Dear Dr. Caron,

Clifford, my Morgan, has bad arthritis in one knee, and a bone chip. He's got basically no cartiledge left. He's 17.

I have heard great things about stem cell treatments for just this type of injury (specifically with a race horse called Be A Bono) and was wondering if you could tell me anything.

Please feel free to e me back or call. I look forward to hearing from you!


His response came less than ten minutes later:

Ms. Bailey,

We are not yet using stem cells for this purpose here, although it would not be that difficult to do so. I suspect that to compare your horse to Be A Bono might not be completely accurate - arthritis is a progressive disease and it sounds as if your horse has rather more severe disease. As such, results might not be all that you might anticipate. Nonetheless, I would be happy to examine your horse, discuss his past history and treatment and learn of your aspirations for him. An appointment can be made with our reception staff - 517-353-9710

I immediately called the number and spoke to Carol the receptionist, who, it turns out, has heard of Clifford. "Aren't there TWO books?" she said.

"YES!" I yelped. I was so excited that someone had actually heard of the sequel!

"My daughter has them!" she said. "I'm going to have them call me when Clifford gets here, so I can come down there and meet him!"

So Clifford is going in on Tuesday at 10 am, possibly as a guinea pig, and our trot down the Stem Cell Trail begins. He's never visited MSU before. I can hardly wait to see what he thinks about this!

I was warned by my "horsey" friend Chris that MSU is expensive. (Hello?! Who was up there every month two years ago for dog chemotherapy?) Read my lips: I DON'T CARE. Any time you start thinking about veterinarians and drugs and therapy and experimental treatments, there will be words of caution from friends, not to mention the vets. It's Dr. Caron's job to be cautious. But he doesn't know Clifford.

I know this is the right thing to do -- I can feel it. The answers will come. The money will come. And I will have my horse back.

Tuesday, March 11, 2008

Today's Project - More Ponies

This pair is done on tan charcoal paper, about 9 x 12". It's listed on eBay.

I did this to accompany my pony on black for note cards as a set, but now I think I should have done these on black as well!

C'est la vie!

I had kind of throttled back on doing horse art for awhile because someone told me I couldn't compete. "There are just too many great equine artists in the world." I was dumb enough to let this discourage me -- and then recently I realized it's not all a big contest!

It's kind of funny how the universe rewards these epiphanies, because lately I'm having more people ask about having their horses done.
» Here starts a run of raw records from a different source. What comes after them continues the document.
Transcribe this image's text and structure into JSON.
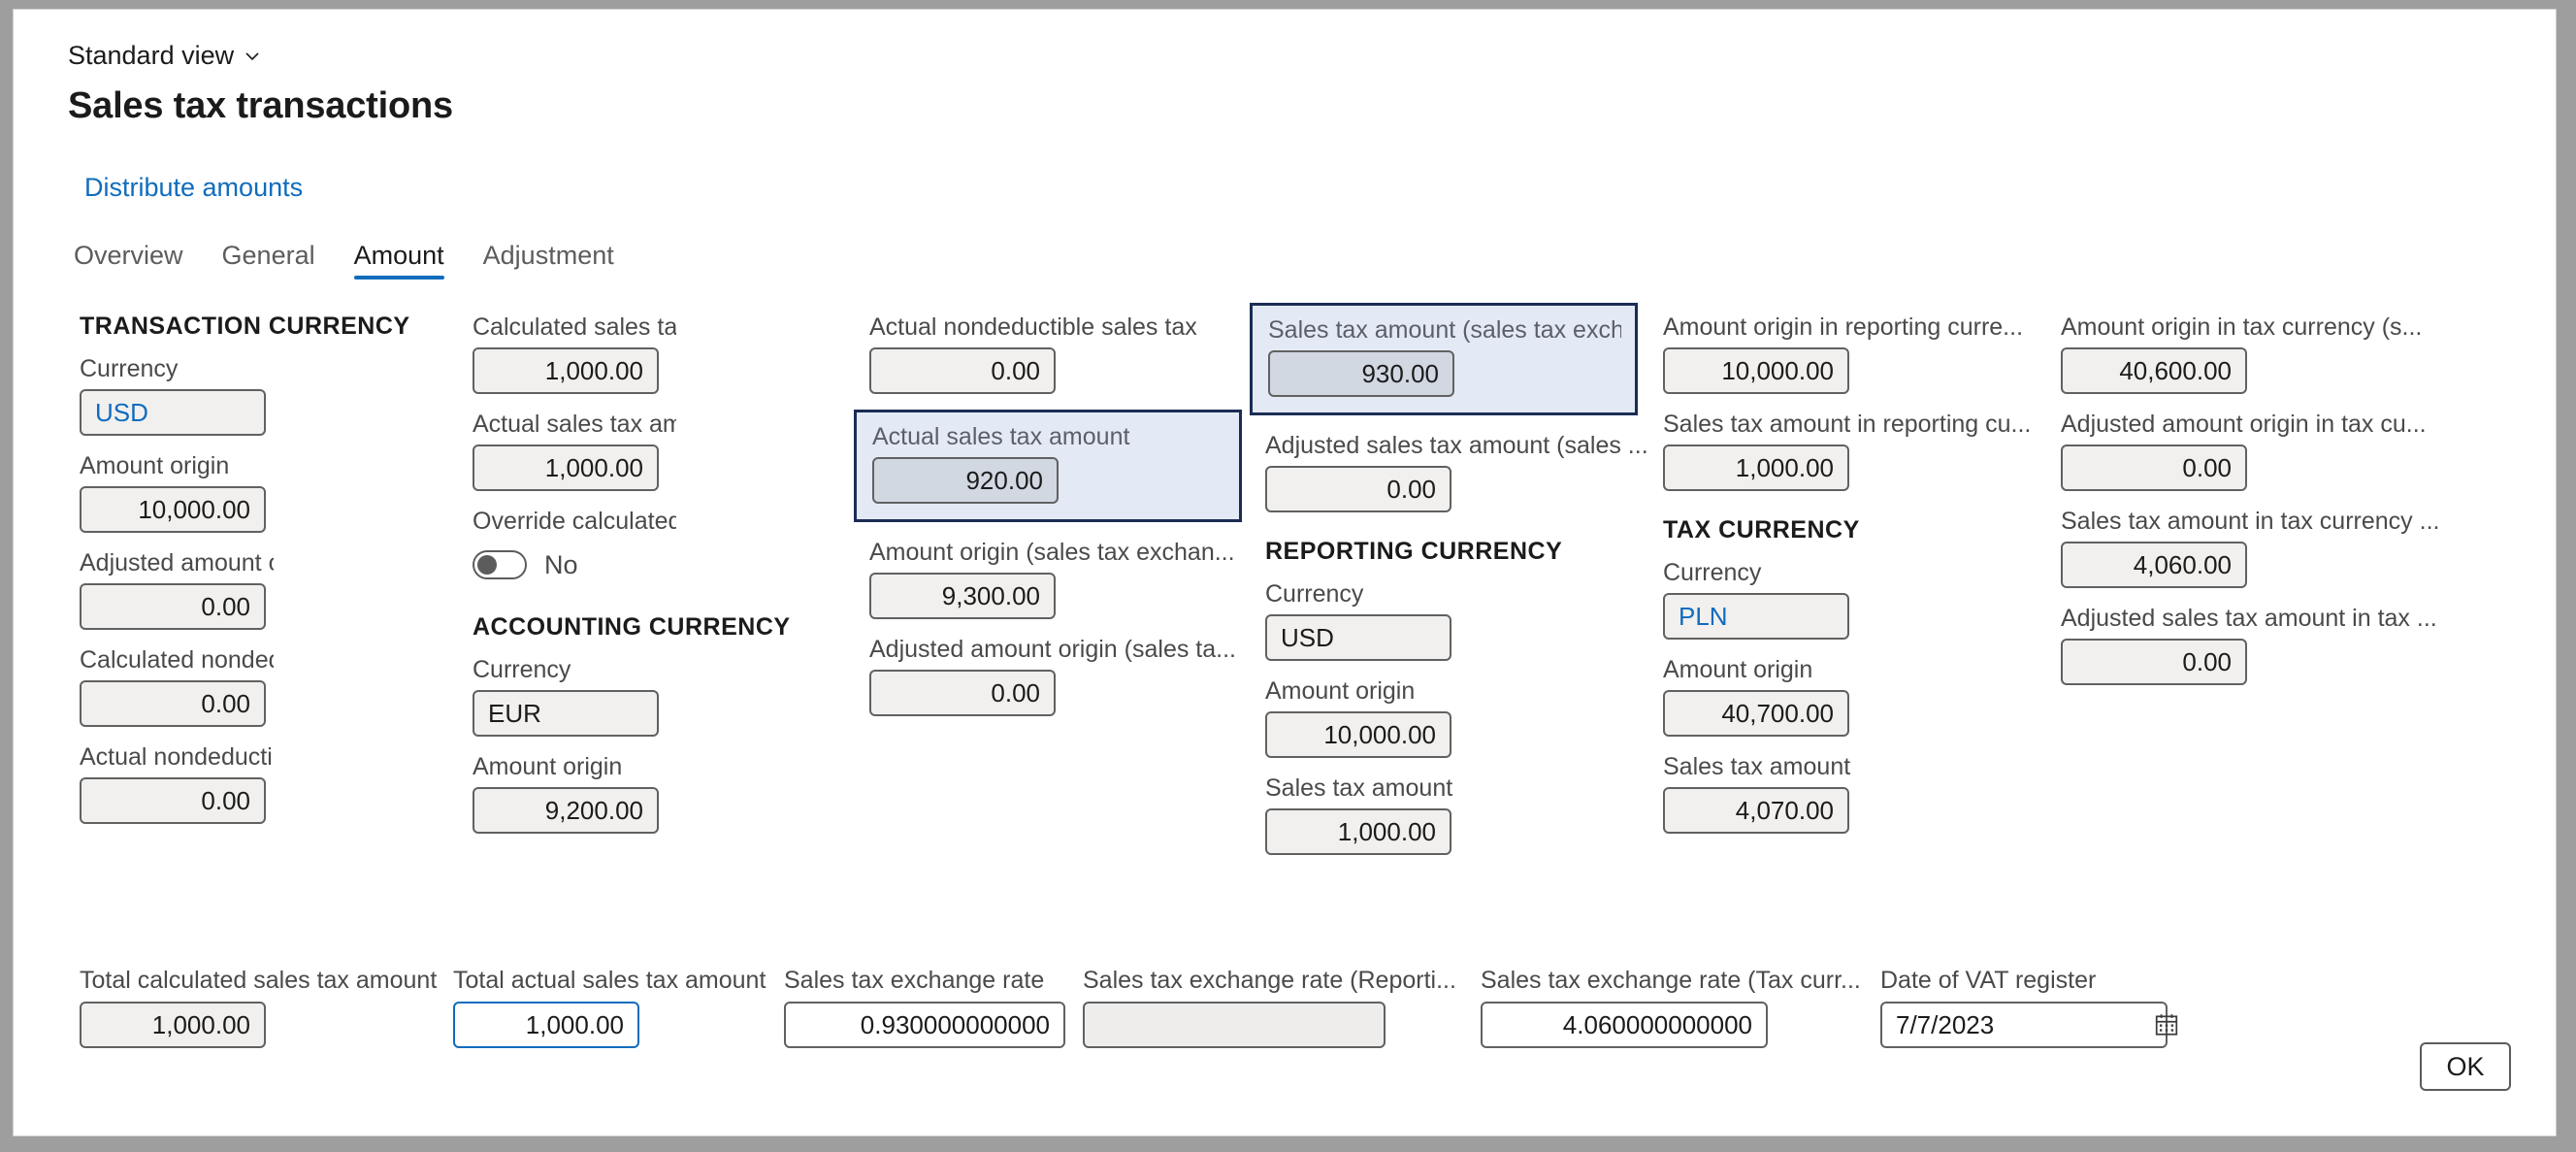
{
  "header": {
    "view_selector": "Standard view",
    "view_chevron_icon": "chevron-down-icon",
    "page_title": "Sales tax transactions",
    "action_distribute": "Distribute amounts"
  },
  "tabs": [
    {
      "label": "Overview",
      "active": false
    },
    {
      "label": "General",
      "active": false
    },
    {
      "label": "Amount",
      "active": true
    },
    {
      "label": "Adjustment",
      "active": false
    }
  ],
  "col1": {
    "section": "TRANSACTION CURRENCY",
    "fields": [
      {
        "label": "Currency",
        "value": "USD"
      },
      {
        "label": "Amount origin",
        "value": "10,000.00"
      },
      {
        "label": "Adjusted amount origin",
        "value": "0.00"
      },
      {
        "label": "Calculated nondeductible sales tax",
        "value": "0.00"
      },
      {
        "label": "Actual nondeductible sales tax",
        "value": "0.00"
      }
    ]
  },
  "col2": {
    "fields": [
      {
        "label": "Calculated sales tax amount",
        "value": "1,000.00"
      },
      {
        "label": "Actual sales tax amount",
        "value": "1,000.00"
      }
    ],
    "toggle": {
      "label": "Override calculated sales tax",
      "state": "No"
    },
    "section": "ACCOUNTING CURRENCY",
    "acct_fields": [
      {
        "label": "Currency",
        "value": "EUR"
      },
      {
        "label": "Amount origin",
        "value": "9,200.00"
      }
    ]
  },
  "col3": {
    "fields": [
      {
        "label": "Actual nondeductible sales tax",
        "value": "0.00"
      },
      {
        "label": "Actual sales tax amount",
        "value": "920.00"
      },
      {
        "label": "Amount origin (sales tax exchan...",
        "value": "9,300.00"
      },
      {
        "label": "Adjusted amount origin (sales ta...",
        "value": "0.00"
      }
    ]
  },
  "col4": {
    "fields": [
      {
        "label": "Sales tax amount (sales tax excha...",
        "value": "930.00"
      },
      {
        "label": "Adjusted sales tax amount (sales ...",
        "value": "0.00"
      }
    ],
    "section": "REPORTING CURRENCY",
    "rep_fields": [
      {
        "label": "Currency",
        "value": "USD"
      },
      {
        "label": "Amount origin",
        "value": "10,000.00"
      },
      {
        "label": "Sales tax amount",
        "value": "1,000.00"
      }
    ]
  },
  "col5": {
    "fields": [
      {
        "label": "Amount origin in reporting curre...",
        "value": "10,000.00"
      },
      {
        "label": "Sales tax amount in reporting cu...",
        "value": "1,000.00"
      }
    ],
    "section": "TAX CURRENCY",
    "tax_fields": [
      {
        "label": "Currency",
        "value": "PLN"
      },
      {
        "label": "Amount origin",
        "value": "40,700.00"
      },
      {
        "label": "Sales tax amount",
        "value": "4,070.00"
      }
    ]
  },
  "col6": {
    "fields": [
      {
        "label": "Amount origin in tax currency (s...",
        "value": "40,600.00"
      },
      {
        "label": "Adjusted amount origin in tax cu...",
        "value": "0.00"
      },
      {
        "label": "Sales tax amount in tax currency ...",
        "value": "4,060.00"
      },
      {
        "label": "Adjusted sales tax amount in tax ...",
        "value": "0.00"
      }
    ]
  },
  "bottom": {
    "total_calculated": {
      "label": "Total calculated sales tax amount",
      "value": "1,000.00"
    },
    "total_actual": {
      "label": "Total actual sales tax amount",
      "value": "1,000.00"
    },
    "rate": {
      "label": "Sales tax exchange rate",
      "value": "0.930000000000"
    },
    "rate_reporting": {
      "label": "Sales tax exchange rate (Reporti...",
      "value": ""
    },
    "rate_tax": {
      "label": "Sales tax exchange rate (Tax curr...",
      "value": "4.060000000000"
    },
    "vat_date": {
      "label": "Date of VAT register",
      "value": "7/7/2023",
      "icon": "calendar-icon"
    }
  },
  "footer": {
    "ok_label": "OK"
  },
  "colors": {
    "accent": "#0f6cbd",
    "highlight_bg": "#e3eaf5",
    "highlight_border": "#1b2d55",
    "field_bg": "#f1f0ef",
    "selected_field_bg": "#d2d8e2"
  }
}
I feel very blessed.

Monday, March 10, 2008

Today's Project - Tennessee Walker in Oil Pencil

This is Dollar, a TWH. He's a blue roan but looks black. He was commissioned by my friend Dianne. Her house is done in southwestern type colors; sage and rust, so I had fun picking complimentary colors to put in the painting.

Dollar is a lovely horse. He was a sort of rescue; about 100 lbs underweight when Dianne got him. He'd been shown in the south and has scarring from cuts on his hocks like they do to make them pick their feet up higher in the ring. (I can't remember what they call it.) He's living the good life now!

This is oil pencil about 12 x 16".

Tuesday, March 4, 2008

Today's Project - Dark Pony in Oil Pencil

I became so enamored of the last project on black that I just had to try another one. The practice is all good since I have an upcoming commission on black - YAY! Just waiting for the larger sized paper to arrive.

Anyway, here's a Shetland pony. He is listed on eBay.